Since reading it I’ve been thinking about how those arguments might apply to women in other socio-economic groups and cultures and also about the impact the internet might have for women in terms of opportunities to write and have their voices heard. I haven’t come up with anything conlusive but was interested to read James Bradley’s City of Tongues reflections on why women seem to dominate the blogosphere and use the medium to such great effect.

I went to the Convention on Modern Liberty at the Institute of Education in London yesterday.
I first went to the Blogger’s Summit that the chair Sunny Hundal of Liberal Conspiracy has written about here.

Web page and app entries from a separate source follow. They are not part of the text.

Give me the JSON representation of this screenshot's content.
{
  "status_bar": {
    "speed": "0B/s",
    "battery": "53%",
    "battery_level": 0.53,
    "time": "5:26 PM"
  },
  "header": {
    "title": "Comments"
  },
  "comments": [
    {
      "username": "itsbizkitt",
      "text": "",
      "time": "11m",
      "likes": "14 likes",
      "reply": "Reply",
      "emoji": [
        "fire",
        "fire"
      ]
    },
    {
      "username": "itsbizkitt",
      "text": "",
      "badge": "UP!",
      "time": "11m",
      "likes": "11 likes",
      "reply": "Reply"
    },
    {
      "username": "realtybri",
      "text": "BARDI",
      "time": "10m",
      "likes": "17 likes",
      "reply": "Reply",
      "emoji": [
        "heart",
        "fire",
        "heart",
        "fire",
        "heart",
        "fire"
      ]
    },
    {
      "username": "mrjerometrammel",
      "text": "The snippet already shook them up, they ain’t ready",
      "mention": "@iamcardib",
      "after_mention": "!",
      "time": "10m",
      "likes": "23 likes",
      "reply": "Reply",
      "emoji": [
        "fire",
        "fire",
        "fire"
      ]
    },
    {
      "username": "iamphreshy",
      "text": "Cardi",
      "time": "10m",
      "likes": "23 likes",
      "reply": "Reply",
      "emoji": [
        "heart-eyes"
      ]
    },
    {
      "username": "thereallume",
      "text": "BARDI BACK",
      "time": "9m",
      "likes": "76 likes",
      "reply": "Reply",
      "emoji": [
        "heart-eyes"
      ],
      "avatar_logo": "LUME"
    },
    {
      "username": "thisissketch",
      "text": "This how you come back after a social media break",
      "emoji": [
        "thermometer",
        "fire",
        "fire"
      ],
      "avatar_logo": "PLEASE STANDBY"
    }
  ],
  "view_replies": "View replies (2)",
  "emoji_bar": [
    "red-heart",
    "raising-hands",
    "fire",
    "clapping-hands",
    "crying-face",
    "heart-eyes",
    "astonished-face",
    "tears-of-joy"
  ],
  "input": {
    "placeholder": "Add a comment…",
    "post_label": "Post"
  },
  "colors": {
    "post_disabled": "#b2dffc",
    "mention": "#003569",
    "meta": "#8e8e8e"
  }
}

Interesting observation from Heather Brooke of Your Right to Know that whereas in the US electronic data and information is readily available, those in power in the UK regard information as something that “belongs to them” and not the people.
Ben Goldacre whose run-in with LBC is described below described amusingly how new media tools could be used for “chaotic, puerile disseminated investigative journalism”.
It was an event that brought together people across the whole political spectrum.. and covered a wide range of subjects as one of its organisers Henry Porter outlines here and here.
Peter Oborne’s comments about the media-political class inspired me to read his book The Triumph of the Political Class and so far its analysis of a political elite that exists for its own advancement is very persuasive – and goes some way to explain the apparent disconnect between the governing class and the people, no matter what political party they are in.
There was also some discussion about the impact that an economic slump will have on liberty and questions raised about the role the mainstream media would play if discontent leads to civil unrest.
Another book, Shafted, published later this month to mark the anniversary of the beginning of the miners’ strike examines some of the pitfalls journalists fell in.
What are the lessons to be learnt from the likes of Nicholas Jones who contributes to the book? What role will “chaotic, puerile disseminated investigative journalism” play? How important was yesterday’s convention as a step towards the fulfillment of what Sunday’s Observer editorial says is the obligation of every citizen – “vigilance and resistance” to the restriction of “freedoms” and “conceptions of the moral autonomy of the individual to act without impediment by the state”?